What the exercise asks:
Skip the images and copy each record exactly as written.

Items from an interface collection:
-- -- --

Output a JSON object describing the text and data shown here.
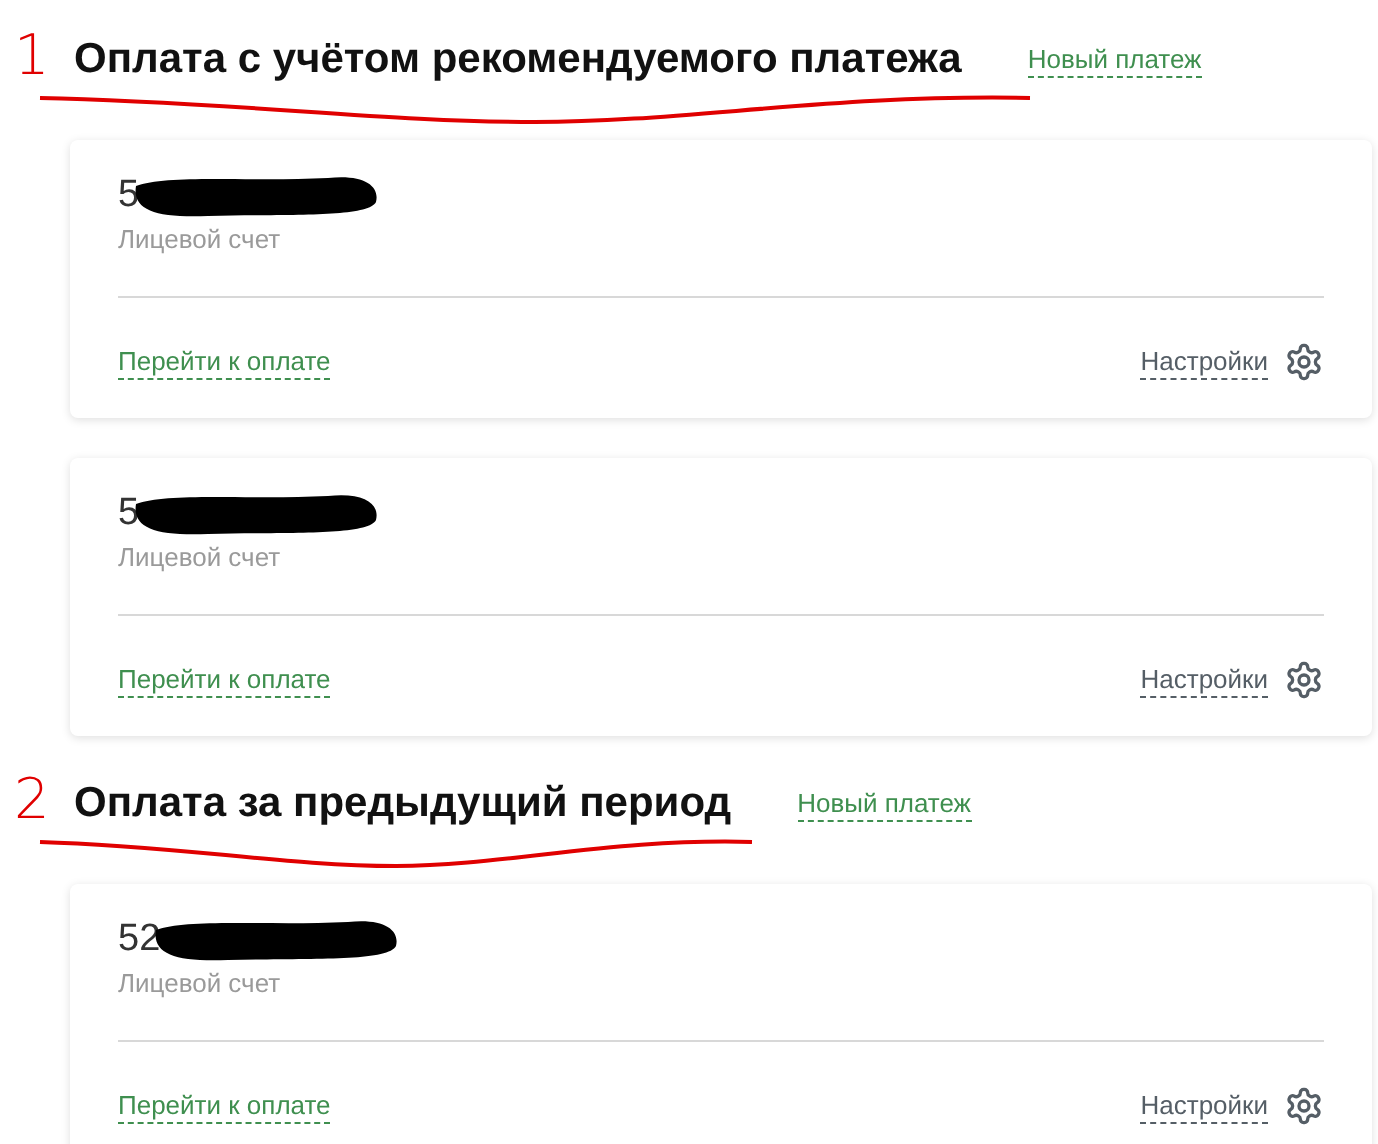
{
  "sections": [
    {
      "annotation": {
        "number": "1"
      },
      "title": "Оплата с учётом рекомендуемого платежа",
      "new_payment_link": "Новый платеж",
      "accounts": [
        {
          "number": "5",
          "redacted": true,
          "label": "Лицевой счет",
          "pay_link": "Перейти к оплате",
          "settings_link": "Настройки"
        },
        {
          "number": "5",
          "redacted": true,
          "label": "Лицевой счет",
          "pay_link": "Перейти к оплате",
          "settings_link": "Настройки"
        }
      ]
    },
    {
      "annotation": {
        "number": "2"
      },
      "title": "Оплата за предыдущий период",
      "new_payment_link": "Новый платеж",
      "accounts": [
        {
          "number": "52",
          "redacted": true,
          "label": "Лицевой счет",
          "pay_link": "Перейти к оплате",
          "settings_link": "Настройки"
        }
      ]
    }
  ]
}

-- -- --

Answer space:
Output a JSON object describing the text and data shown here.
{
  "sections": [
    {
      "annotation": {
        "number": "1"
      },
      "title": "Оплата с учётом рекомендуемого платежа",
      "new_payment_link": "Новый платеж",
      "accounts": [
        {
          "number": "5",
          "redacted": true,
          "label": "Лицевой счет",
          "pay_link": "Перейти к оплате",
          "settings_link": "Настройки"
        },
        {
          "number": "5",
          "redacted": true,
          "label": "Лицевой счет",
          "pay_link": "Перейти к оплате",
          "settings_link": "Настройки"
        }
      ]
    },
    {
      "annotation": {
        "number": "2"
      },
      "title": "Оплата за предыдущий период",
      "new_payment_link": "Новый платеж",
      "accounts": [
        {
          "number": "52",
          "redacted": true,
          "label": "Лицевой счет",
          "pay_link": "Перейти к оплате",
          "settings_link": "Настройки"
        }
      ]
    }
  ]
}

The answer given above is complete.